_YOUR INSTRUCTIONS_
Write the data out in full and word for word. Do not include images.

(Element data from apps and pages)
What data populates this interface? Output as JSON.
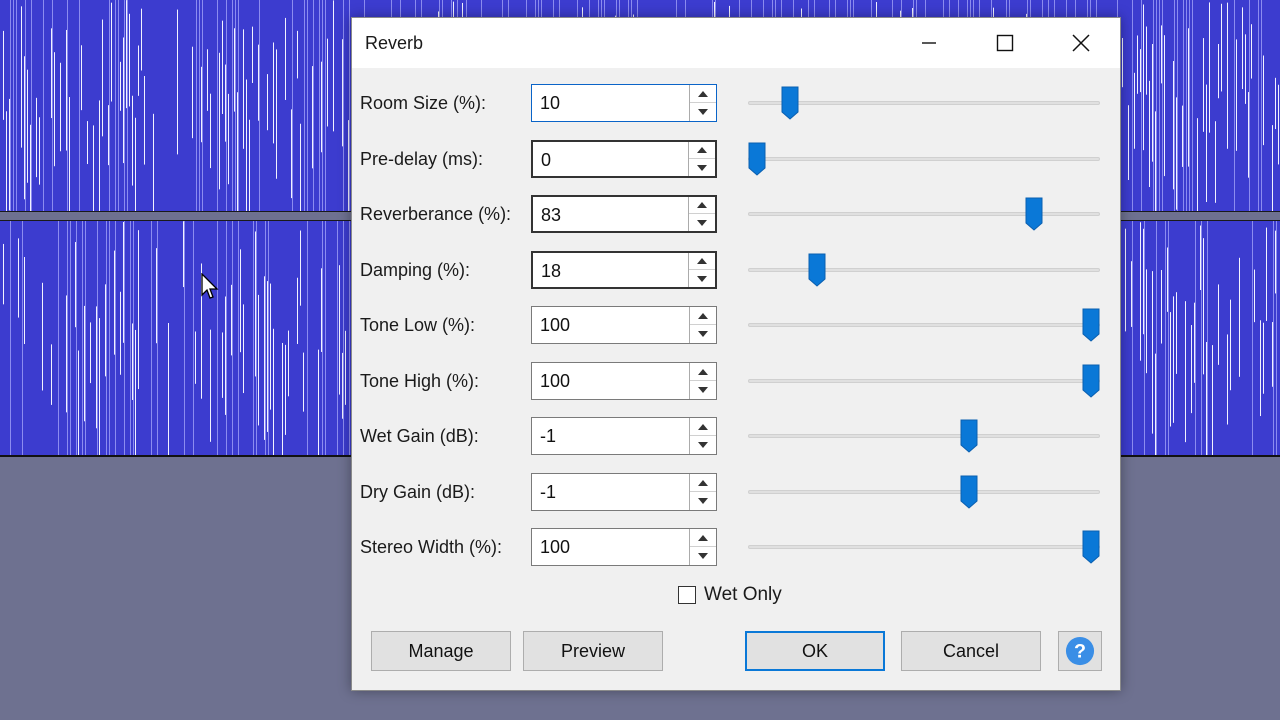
{
  "dialog": {
    "title": "Reverb",
    "controls": [
      {
        "label": "Room Size (%):",
        "value": "10",
        "min": 0,
        "max": 100,
        "level": 10
      },
      {
        "label": "Pre-delay (ms):",
        "value": "0",
        "min": 0,
        "max": 250,
        "level": 0
      },
      {
        "label": "Reverberance (%):",
        "value": "83",
        "min": 0,
        "max": 100,
        "level": 83
      },
      {
        "label": "Damping (%):",
        "value": "18",
        "min": 0,
        "max": 100,
        "level": 18
      },
      {
        "label": "Tone Low (%):",
        "value": "100",
        "min": 0,
        "max": 100,
        "level": 100
      },
      {
        "label": "Tone High (%):",
        "value": "100",
        "min": 0,
        "max": 100,
        "level": 100
      },
      {
        "label": "Wet Gain (dB):",
        "value": "-1",
        "min": -20,
        "max": 10,
        "level": -1
      },
      {
        "label": "Dry Gain (dB):",
        "value": "-1",
        "min": -20,
        "max": 10,
        "level": -1
      },
      {
        "label": "Stereo Width (%):",
        "value": "100",
        "min": 0,
        "max": 100,
        "level": 100
      }
    ],
    "wet_only": {
      "label": "Wet Only",
      "checked": false
    },
    "buttons": {
      "manage": "Manage",
      "preview": "Preview",
      "ok": "OK",
      "cancel": "Cancel",
      "help_icon": "help-icon"
    }
  },
  "colors": {
    "waveform": "#3c3ccf",
    "slider_thumb": "#0a78d7",
    "ok_border": "#0a78d7",
    "help_icon": "#3a8ee6"
  }
}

_EXERCISE RESPONSE_
What data populates this interface? Output as JSON.
{
  "dialog": {
    "title": "Reverb",
    "controls": [
      {
        "label": "Room Size (%):",
        "value": "10",
        "min": 0,
        "max": 100,
        "level": 10
      },
      {
        "label": "Pre-delay (ms):",
        "value": "0",
        "min": 0,
        "max": 250,
        "level": 0
      },
      {
        "label": "Reverberance (%):",
        "value": "83",
        "min": 0,
        "max": 100,
        "level": 83
      },
      {
        "label": "Damping (%):",
        "value": "18",
        "min": 0,
        "max": 100,
        "level": 18
      },
      {
        "label": "Tone Low (%):",
        "value": "100",
        "min": 0,
        "max": 100,
        "level": 100
      },
      {
        "label": "Tone High (%):",
        "value": "100",
        "min": 0,
        "max": 100,
        "level": 100
      },
      {
        "label": "Wet Gain (dB):",
        "value": "-1",
        "min": -20,
        "max": 10,
        "level": -1
      },
      {
        "label": "Dry Gain (dB):",
        "value": "-1",
        "min": -20,
        "max": 10,
        "level": -1
      },
      {
        "label": "Stereo Width (%):",
        "value": "100",
        "min": 0,
        "max": 100,
        "level": 100
      }
    ],
    "wet_only": {
      "label": "Wet Only",
      "checked": false
    },
    "buttons": {
      "manage": "Manage",
      "preview": "Preview",
      "ok": "OK",
      "cancel": "Cancel",
      "help_icon": "help-icon"
    }
  },
  "colors": {
    "waveform": "#3c3ccf",
    "slider_thumb": "#0a78d7",
    "ok_border": "#0a78d7",
    "help_icon": "#3a8ee6"
  }
}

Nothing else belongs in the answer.